ABOUT THIS EXERCISE:
Your answer should be an exact copy of all the entries, free of pictures.
= = = =
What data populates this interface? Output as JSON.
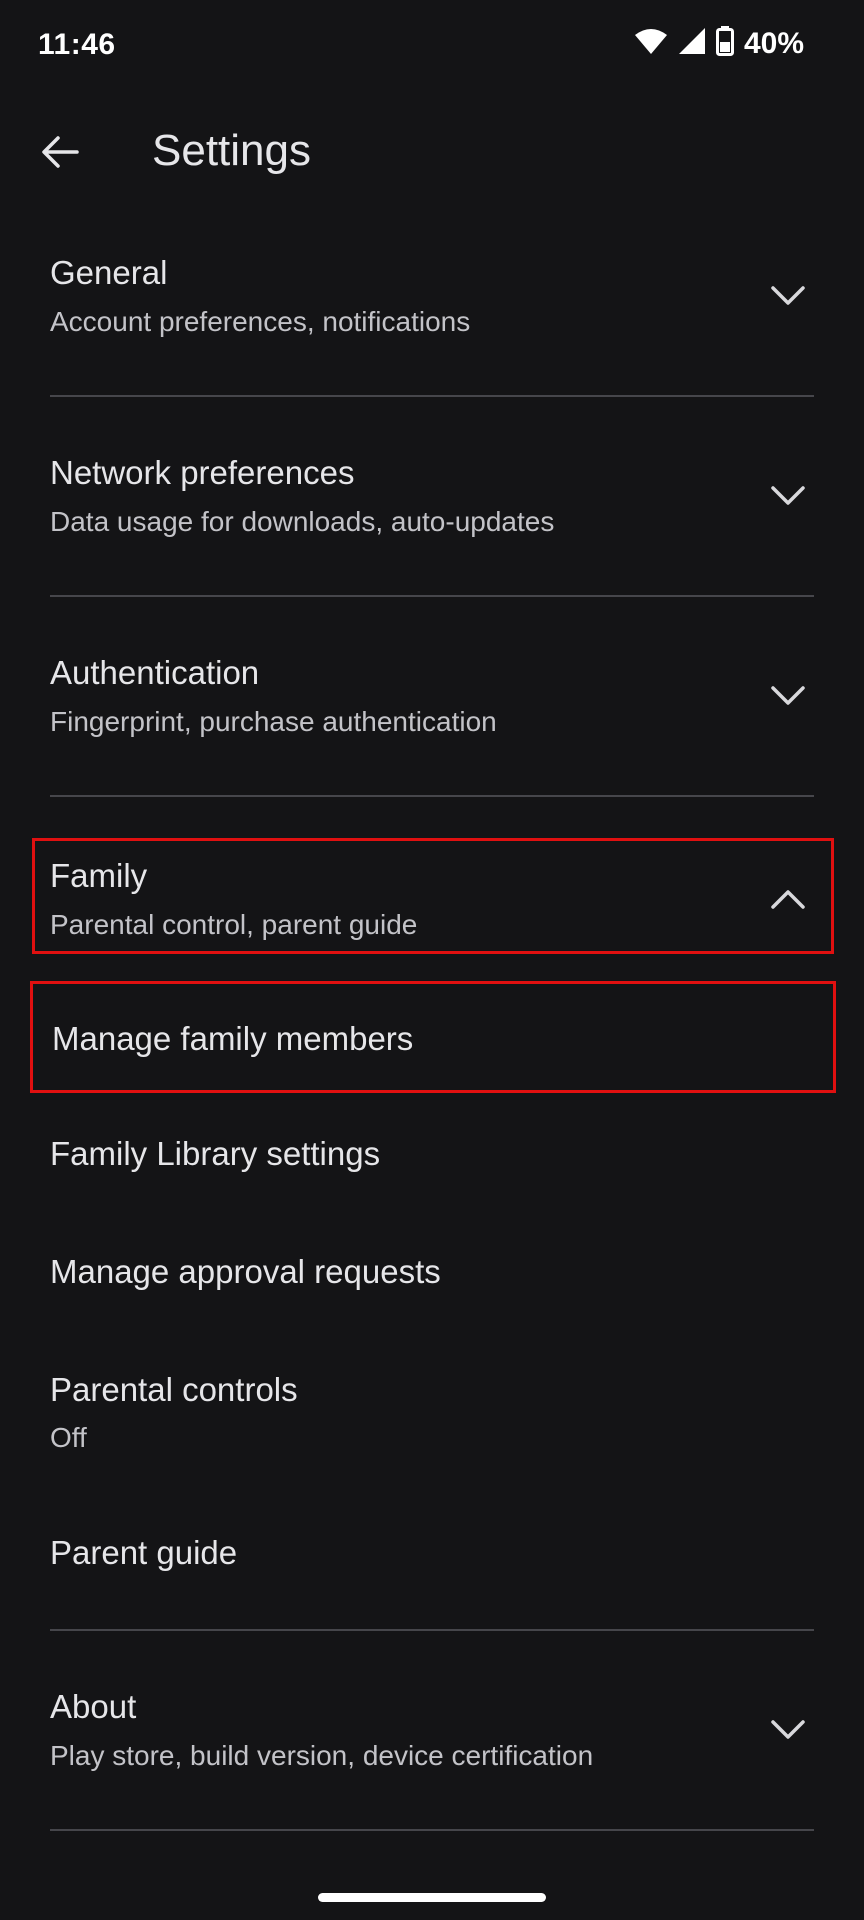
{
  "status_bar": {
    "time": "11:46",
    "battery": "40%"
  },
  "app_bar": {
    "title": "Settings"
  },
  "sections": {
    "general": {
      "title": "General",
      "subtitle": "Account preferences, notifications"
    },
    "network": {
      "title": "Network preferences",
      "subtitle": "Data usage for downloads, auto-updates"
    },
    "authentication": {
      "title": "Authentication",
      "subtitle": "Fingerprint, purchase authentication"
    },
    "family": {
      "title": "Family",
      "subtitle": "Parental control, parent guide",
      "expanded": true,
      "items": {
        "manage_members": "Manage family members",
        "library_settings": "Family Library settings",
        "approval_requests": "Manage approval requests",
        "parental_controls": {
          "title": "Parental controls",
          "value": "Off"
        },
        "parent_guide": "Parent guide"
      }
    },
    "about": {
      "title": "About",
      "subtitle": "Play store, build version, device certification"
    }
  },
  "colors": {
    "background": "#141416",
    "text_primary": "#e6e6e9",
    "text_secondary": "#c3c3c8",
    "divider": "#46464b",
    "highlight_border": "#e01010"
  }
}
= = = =
EXERCISE ANSWER:
What data populates this interface? Output as JSON.
{
  "status_bar": {
    "time": "11:46",
    "battery": "40%"
  },
  "app_bar": {
    "title": "Settings"
  },
  "sections": {
    "general": {
      "title": "General",
      "subtitle": "Account preferences, notifications"
    },
    "network": {
      "title": "Network preferences",
      "subtitle": "Data usage for downloads, auto-updates"
    },
    "authentication": {
      "title": "Authentication",
      "subtitle": "Fingerprint, purchase authentication"
    },
    "family": {
      "title": "Family",
      "subtitle": "Parental control, parent guide",
      "expanded": true,
      "items": {
        "manage_members": "Manage family members",
        "library_settings": "Family Library settings",
        "approval_requests": "Manage approval requests",
        "parental_controls": {
          "title": "Parental controls",
          "value": "Off"
        },
        "parent_guide": "Parent guide"
      }
    },
    "about": {
      "title": "About",
      "subtitle": "Play store, build version, device certification"
    }
  },
  "colors": {
    "background": "#141416",
    "text_primary": "#e6e6e9",
    "text_secondary": "#c3c3c8",
    "divider": "#46464b",
    "highlight_border": "#e01010"
  }
}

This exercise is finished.